Salomé moves forward largely on the basis of ritualistic repetition and a unifying pattern of imagery. Therefore take thy half of the treasure and go from my city. Then the clock struck the quarter, and he felt the time was come. In one single ivory cell of the brain there are stored away things more marvellous and more terrible than even they have dreamed of, who, like the author of Le Rouge et le Noir have sought to track the soul into its most secret places, and to make life confess its , dearest sins. As he did so, the figure moved out also, and he saw it plainly. To deny one's own experiences is to put a lie into the lips of one's own life. But the world will never weary of watching that troubled soul in its progress from darkness to darkness.

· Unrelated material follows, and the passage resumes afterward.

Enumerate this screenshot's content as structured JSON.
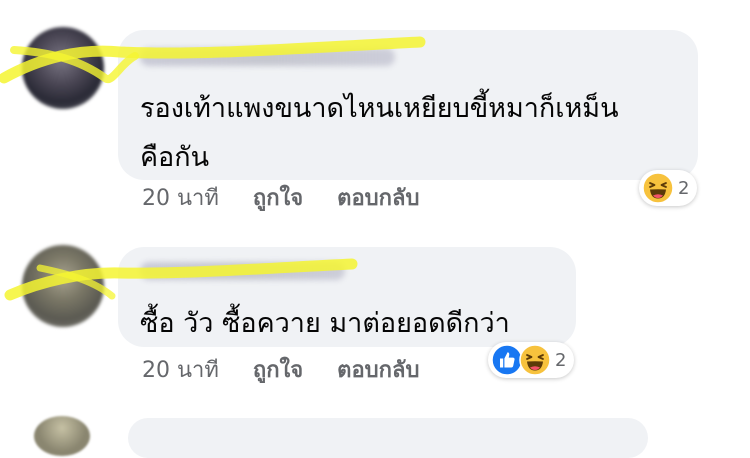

The humanitarian crowd were induced to go away on his giving them a small sum of money, and as soon as the coast was clear he left. The change will of course be slow, and people will not be conscious of it. Pale as the white satin of his doublet, the melancholy king watches with dreamy treacherous eyes too loyal Strafford pass forth to his doom, and Andrea shudders as he hears the cousins whistle in the garden, and bids his perfect wife go down. It springs from too primitive, too natural an impulse. Marion Crawford has immolated himself upon the altar of local colour. Perhaps that is why many of his stories and essays and plays are used as English text-books in Russian and Scandinavian and Hungarian schools.